This thesis is mainly a master equation analysis of internal noise in intracellular processes. By connecting Biochemical Systems Theory to stochastic kinetics, it is shown how basic principles of metabolic and genetic control circuits, such as sensitivity, robustness and homeostasis, all directly relate to the significance of internal noise. The commonly held notion that signal noise invokes an increased response noise is shown to be based on a linear perspective on fluctuations. Since regulation is generally nonlinear, signal noise may also affect the sensitivity with which reactionrates respond to changes in the average signal concentration. Insensitive regulatory mechanisms can in fact exploit the signal noise that arises from biochemical reactions for increased sensitivity: Stochastic Focusing. In regulatory circuits this may result in `kinetic uncertainty principles' where the uncertainty in one component can be decreased only by increasing the uncertainty in another component.

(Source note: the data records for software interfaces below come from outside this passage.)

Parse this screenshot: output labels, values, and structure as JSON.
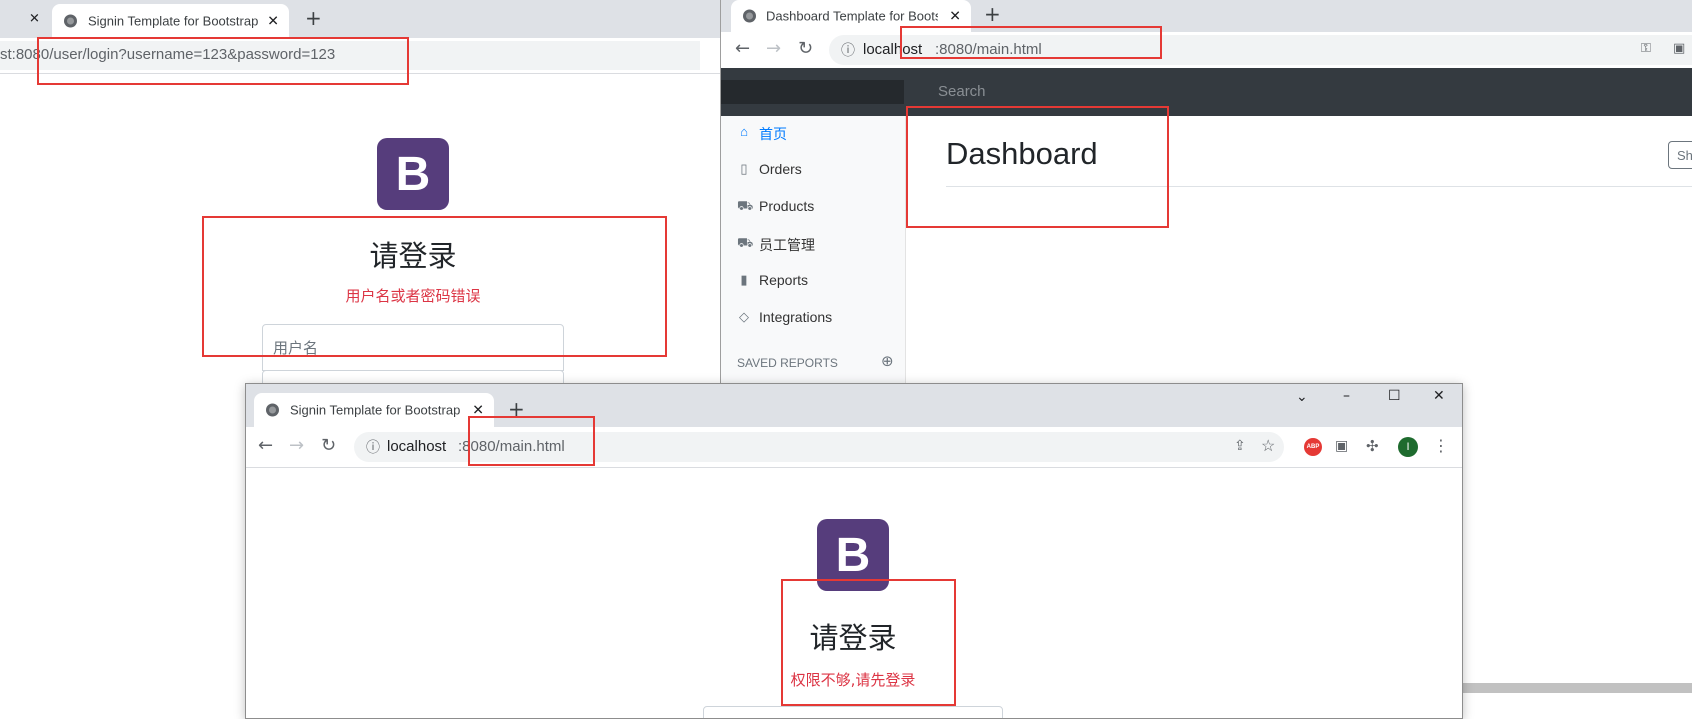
{
  "win1": {
    "tab_title": "Signin Template for Bootstrap",
    "prev_tab_close": "✕",
    "address": "st:8080/user/login?username=123&password=123",
    "logo_letter": "B",
    "heading": "请登录",
    "error": "用户名或者密码错误",
    "username_placeholder": "用户名"
  },
  "win2": {
    "tab_title": "Dashboard Template for Bootstrap",
    "address_host": "localhost",
    "address_rest": ":8080/main.html",
    "search_placeholder": "Search",
    "sidebar": [
      {
        "label": "首页",
        "icon": "home-icon",
        "glyph": "⌂",
        "active": true
      },
      {
        "label": "Orders",
        "icon": "file-icon",
        "glyph": "▯",
        "active": false
      },
      {
        "label": "Products",
        "icon": "cart-icon",
        "glyph": "⛟",
        "active": false
      },
      {
        "label": "员工管理",
        "icon": "cart-icon",
        "glyph": "⛟",
        "active": false
      },
      {
        "label": "Reports",
        "icon": "bar-chart-icon",
        "glyph": "▮",
        "active": false
      },
      {
        "label": "Integrations",
        "icon": "layers-icon",
        "glyph": "◇",
        "active": false
      }
    ],
    "saved_reports": "SAVED REPORTS",
    "page_title": "Dashboard",
    "share_button": "Sha",
    "active_color": "#007bff"
  },
  "win3": {
    "tab_title": "Signin Template for Bootstrap",
    "address_host": "localhost",
    "address_rest": ":8080/main.html",
    "extension_abp": "ABP",
    "profile_initial": "I",
    "logo_letter": "B",
    "heading": "请登录",
    "error": "权限不够,请先登录"
  }
}
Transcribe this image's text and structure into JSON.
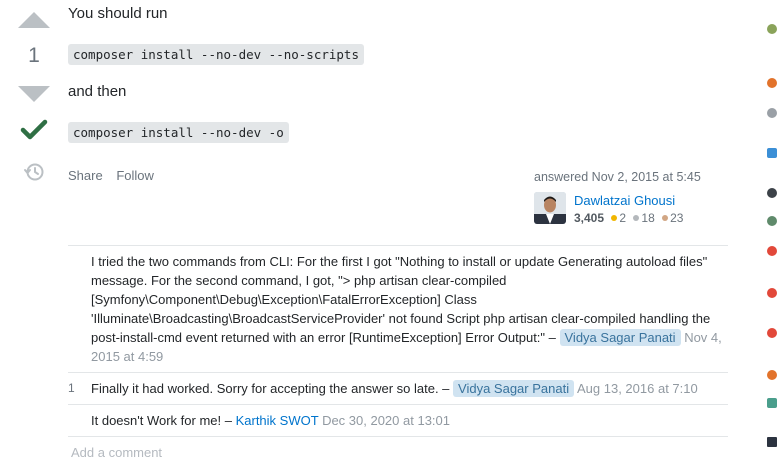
{
  "vote": {
    "score": "1"
  },
  "answer": {
    "intro": "You should run",
    "code1": "composer install --no-dev --no-scripts",
    "then": "and then",
    "code2": "composer install --no-dev -o"
  },
  "menu": {
    "share": "Share",
    "follow": "Follow"
  },
  "signature": {
    "answered": "answered Nov 2, 2015 at 5:45",
    "user": "Dawlatzai Ghousi",
    "reputation": "3,405",
    "gold": "2",
    "silver": "18",
    "bronze": "23"
  },
  "comments": [
    {
      "score": "",
      "text": "I tried the two commands from CLI: For the first I got \"Nothing to install or update Generating autoload files\" message. For the second command, I got, \"> php artisan clear-compiled [Symfony\\Component\\Debug\\Exception\\FatalErrorException] Class 'Illuminate\\Broadcasting\\BroadcastServiceProvider' not found Script php artisan clear-compiled handling the post-install-cmd event returned with an error [RuntimeException] Error Output:\"",
      "sep": " – ",
      "user": "Vidya Sagar Panati",
      "date": "Nov 4, 2015 at 4:59"
    },
    {
      "score": "1",
      "text": "Finally it had worked. Sorry for accepting the answer so late.",
      "sep": " – ",
      "user": "Vidya Sagar Panati",
      "date": "Aug 13, 2016 at 7:10"
    },
    {
      "score": "",
      "text": "It doesn't Work for me!",
      "sep": " – ",
      "user": "Karthik SWOT",
      "date": "Dec 30, 2020 at 13:01"
    }
  ],
  "add_comment": "Add a comment",
  "colors": {
    "gold": "#f1b600",
    "silver": "#b4b8bc",
    "bronze": "#d1a684",
    "accepted": "#2f6f44",
    "link": "#0074cc"
  }
}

The origins and effects of internal noise are mainly exemplified here by copynumber control of plasmids Co1E1 and R1. Plasmids are simple, well-characterized systems and subject to a strong selective pressure to reduce both copy number averages and fluctuations, making them ideal for mesoscopic modeling.
Place, publisher, year, edition, pages
Uppsala: Acta Universitatis Upsaliensis , 2000. , 59 p.
Comprehensive Summaries of Uppsala Dissertations from the Faculty of Science and Technology, ISSN 1104-232X ; 545
Cell and molecular biology, Stochastic, mesoscopic, noise, gene, plasmid, metabolic, regulation, control
Cell- och molekylärbiologi
Biochemistry and Molecular Biology
Research subject Molecular Biology
IdentifiersURN: urn:nbn:se:uu:diva-465ISBN: 91-554-4737-6OAI: oai:DiVA.org:uu-465DiVA: diva2:165368
2000-05-16, Lecture room B41, Biomedical Center (BMC), Uppsala, Uppsala, 13:00